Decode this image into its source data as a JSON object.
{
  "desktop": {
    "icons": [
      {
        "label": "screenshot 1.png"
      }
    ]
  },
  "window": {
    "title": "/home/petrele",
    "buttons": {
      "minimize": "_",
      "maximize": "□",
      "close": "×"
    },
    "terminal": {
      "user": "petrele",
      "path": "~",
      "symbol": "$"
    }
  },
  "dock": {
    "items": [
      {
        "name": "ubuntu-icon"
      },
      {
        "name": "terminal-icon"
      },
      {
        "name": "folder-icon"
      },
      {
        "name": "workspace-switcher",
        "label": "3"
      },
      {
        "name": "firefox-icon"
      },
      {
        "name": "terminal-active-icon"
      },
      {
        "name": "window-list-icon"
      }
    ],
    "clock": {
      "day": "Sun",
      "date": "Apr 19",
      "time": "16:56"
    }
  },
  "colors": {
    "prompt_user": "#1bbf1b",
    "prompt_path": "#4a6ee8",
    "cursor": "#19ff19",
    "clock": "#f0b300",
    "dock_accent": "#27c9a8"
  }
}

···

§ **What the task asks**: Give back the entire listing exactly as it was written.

§ **Solution for this problem**:
Decode this image into its source data as a JSON object.
{
  "desktop": {
    "icons": [
      {
        "label": "screenshot 1.png"
      }
    ]
  },
  "window": {
    "title": "/home/petrele",
    "buttons": {
      "minimize": "_",
      "maximize": "□",
      "close": "×"
    },
    "terminal": {
      "user": "petrele",
      "path": "~",
      "symbol": "$"
    }
  },
  "dock": {
    "items": [
      {
        "name": "ubuntu-icon"
      },
      {
        "name": "terminal-icon"
      },
      {
        "name": "folder-icon"
      },
      {
        "name": "workspace-switcher",
        "label": "3"
      },
      {
        "name": "firefox-icon"
      },
      {
        "name": "terminal-active-icon"
      },
      {
        "name": "window-list-icon"
      }
    ],
    "clock": {
      "day": "Sun",
      "date": "Apr 19",
      "time": "16:56"
    }
  },
  "colors": {
    "prompt_user": "#1bbf1b",
    "prompt_path": "#4a6ee8",
    "cursor": "#19ff19",
    "clock": "#f0b300",
    "dock_accent": "#27c9a8"
  }
}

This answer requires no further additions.